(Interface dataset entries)

☆ ☆ ☆ ☆ ☆ ☆ ☆

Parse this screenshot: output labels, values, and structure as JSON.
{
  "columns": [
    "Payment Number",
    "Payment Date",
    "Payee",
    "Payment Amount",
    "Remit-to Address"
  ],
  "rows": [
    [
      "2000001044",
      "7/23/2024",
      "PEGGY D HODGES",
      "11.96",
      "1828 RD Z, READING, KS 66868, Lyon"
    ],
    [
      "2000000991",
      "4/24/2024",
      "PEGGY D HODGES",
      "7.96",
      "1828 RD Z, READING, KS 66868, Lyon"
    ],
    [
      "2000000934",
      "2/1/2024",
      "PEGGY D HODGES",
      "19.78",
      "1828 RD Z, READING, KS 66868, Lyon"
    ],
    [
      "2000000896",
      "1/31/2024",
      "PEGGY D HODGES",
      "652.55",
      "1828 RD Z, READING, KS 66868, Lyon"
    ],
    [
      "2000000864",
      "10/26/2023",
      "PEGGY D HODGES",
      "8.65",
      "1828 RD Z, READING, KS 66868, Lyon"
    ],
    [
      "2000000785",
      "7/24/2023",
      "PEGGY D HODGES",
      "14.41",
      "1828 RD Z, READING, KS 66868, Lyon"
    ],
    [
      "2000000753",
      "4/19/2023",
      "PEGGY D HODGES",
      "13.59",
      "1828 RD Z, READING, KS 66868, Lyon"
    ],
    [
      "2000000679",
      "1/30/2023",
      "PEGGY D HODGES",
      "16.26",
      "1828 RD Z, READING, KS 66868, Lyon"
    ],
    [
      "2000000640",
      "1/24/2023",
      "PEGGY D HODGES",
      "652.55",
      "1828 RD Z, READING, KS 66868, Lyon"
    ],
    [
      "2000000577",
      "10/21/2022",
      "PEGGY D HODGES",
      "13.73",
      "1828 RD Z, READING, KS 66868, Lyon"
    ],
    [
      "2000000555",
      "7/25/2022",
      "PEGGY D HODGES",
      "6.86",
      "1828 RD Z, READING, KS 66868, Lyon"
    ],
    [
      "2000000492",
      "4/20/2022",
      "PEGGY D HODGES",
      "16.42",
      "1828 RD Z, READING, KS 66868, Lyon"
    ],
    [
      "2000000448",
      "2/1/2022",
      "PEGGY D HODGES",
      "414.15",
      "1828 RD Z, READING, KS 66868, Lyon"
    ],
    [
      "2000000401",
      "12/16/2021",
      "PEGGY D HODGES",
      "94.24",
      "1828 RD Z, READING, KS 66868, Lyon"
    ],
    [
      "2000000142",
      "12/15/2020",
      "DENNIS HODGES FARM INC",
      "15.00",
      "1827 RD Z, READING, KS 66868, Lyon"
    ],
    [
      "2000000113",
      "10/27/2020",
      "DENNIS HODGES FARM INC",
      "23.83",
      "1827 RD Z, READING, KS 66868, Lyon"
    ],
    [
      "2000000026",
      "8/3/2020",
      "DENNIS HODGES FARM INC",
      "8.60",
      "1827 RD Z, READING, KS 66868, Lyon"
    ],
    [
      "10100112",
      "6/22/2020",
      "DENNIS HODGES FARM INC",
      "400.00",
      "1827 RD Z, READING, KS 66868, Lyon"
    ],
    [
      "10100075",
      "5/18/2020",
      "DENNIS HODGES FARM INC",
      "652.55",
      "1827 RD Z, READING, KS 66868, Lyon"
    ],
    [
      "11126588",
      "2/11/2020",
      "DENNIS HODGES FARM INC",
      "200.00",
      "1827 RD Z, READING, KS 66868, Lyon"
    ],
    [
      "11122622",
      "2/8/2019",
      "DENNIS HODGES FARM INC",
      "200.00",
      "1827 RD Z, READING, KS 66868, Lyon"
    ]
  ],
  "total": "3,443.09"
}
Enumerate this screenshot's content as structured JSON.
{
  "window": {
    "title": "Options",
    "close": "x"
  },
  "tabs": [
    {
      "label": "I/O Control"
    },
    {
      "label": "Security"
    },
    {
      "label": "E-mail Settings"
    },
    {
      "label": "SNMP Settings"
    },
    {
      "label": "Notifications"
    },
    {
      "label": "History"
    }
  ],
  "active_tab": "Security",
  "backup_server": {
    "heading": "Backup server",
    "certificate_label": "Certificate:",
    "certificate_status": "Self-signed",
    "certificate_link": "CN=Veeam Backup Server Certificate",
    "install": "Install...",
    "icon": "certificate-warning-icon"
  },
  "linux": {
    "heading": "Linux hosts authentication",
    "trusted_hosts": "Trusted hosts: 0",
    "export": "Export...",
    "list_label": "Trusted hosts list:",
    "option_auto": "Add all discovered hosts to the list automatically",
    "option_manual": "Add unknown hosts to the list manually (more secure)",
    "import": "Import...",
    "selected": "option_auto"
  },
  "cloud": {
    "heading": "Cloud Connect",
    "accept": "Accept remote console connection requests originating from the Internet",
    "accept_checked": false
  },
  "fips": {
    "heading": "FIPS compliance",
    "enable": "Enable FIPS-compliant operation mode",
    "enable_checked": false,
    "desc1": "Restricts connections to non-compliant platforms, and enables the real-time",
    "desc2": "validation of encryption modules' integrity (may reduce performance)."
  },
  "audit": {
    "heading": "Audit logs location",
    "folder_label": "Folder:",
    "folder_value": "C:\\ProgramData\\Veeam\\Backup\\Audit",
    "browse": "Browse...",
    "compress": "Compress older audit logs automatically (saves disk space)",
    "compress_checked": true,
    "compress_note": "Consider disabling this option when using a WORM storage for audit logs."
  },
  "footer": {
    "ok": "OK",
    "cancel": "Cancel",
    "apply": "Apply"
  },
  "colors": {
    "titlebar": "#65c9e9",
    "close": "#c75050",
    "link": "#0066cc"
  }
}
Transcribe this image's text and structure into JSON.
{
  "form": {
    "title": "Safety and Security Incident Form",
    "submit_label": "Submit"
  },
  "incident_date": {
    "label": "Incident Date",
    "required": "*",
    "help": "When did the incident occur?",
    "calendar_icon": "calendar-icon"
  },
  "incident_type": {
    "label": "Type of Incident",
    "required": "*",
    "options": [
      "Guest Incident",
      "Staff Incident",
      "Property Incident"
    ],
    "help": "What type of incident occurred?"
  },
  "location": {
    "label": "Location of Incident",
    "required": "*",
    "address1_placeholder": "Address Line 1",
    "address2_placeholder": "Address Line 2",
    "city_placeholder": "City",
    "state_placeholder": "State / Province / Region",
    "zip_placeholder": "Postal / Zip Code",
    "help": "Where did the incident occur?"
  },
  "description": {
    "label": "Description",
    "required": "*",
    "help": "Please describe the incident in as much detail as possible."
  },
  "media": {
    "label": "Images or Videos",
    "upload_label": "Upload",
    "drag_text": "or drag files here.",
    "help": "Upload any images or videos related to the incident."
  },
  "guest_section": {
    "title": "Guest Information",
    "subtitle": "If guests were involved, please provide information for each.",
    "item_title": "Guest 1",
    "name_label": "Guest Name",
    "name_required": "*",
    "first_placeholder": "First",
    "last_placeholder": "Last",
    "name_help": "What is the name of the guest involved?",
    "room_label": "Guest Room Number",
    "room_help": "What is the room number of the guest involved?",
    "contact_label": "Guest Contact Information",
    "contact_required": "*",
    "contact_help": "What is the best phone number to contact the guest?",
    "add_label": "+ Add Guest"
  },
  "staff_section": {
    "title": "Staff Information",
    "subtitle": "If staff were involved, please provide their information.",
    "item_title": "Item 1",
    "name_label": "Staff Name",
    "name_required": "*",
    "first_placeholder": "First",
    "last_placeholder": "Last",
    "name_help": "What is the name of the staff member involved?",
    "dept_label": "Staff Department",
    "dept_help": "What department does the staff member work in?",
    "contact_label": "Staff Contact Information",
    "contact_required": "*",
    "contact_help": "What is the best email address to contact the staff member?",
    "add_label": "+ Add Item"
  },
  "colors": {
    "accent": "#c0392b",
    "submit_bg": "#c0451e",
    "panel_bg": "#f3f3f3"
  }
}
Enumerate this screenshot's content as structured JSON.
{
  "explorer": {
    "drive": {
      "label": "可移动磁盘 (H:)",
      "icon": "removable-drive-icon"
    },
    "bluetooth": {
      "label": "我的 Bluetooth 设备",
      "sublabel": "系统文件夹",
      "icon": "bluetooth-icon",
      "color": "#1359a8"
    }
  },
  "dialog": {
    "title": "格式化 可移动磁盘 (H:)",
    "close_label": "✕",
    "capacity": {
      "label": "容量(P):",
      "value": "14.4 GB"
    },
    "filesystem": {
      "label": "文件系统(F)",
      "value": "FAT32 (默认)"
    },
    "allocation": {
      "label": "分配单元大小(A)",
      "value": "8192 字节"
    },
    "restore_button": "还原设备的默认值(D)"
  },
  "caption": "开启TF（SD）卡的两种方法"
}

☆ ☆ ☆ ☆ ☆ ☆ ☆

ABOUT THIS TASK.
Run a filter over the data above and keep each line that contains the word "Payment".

EXERCISE RESPONSE.
    "Payment Number",
    "Payment Date",
    "Payment Amount",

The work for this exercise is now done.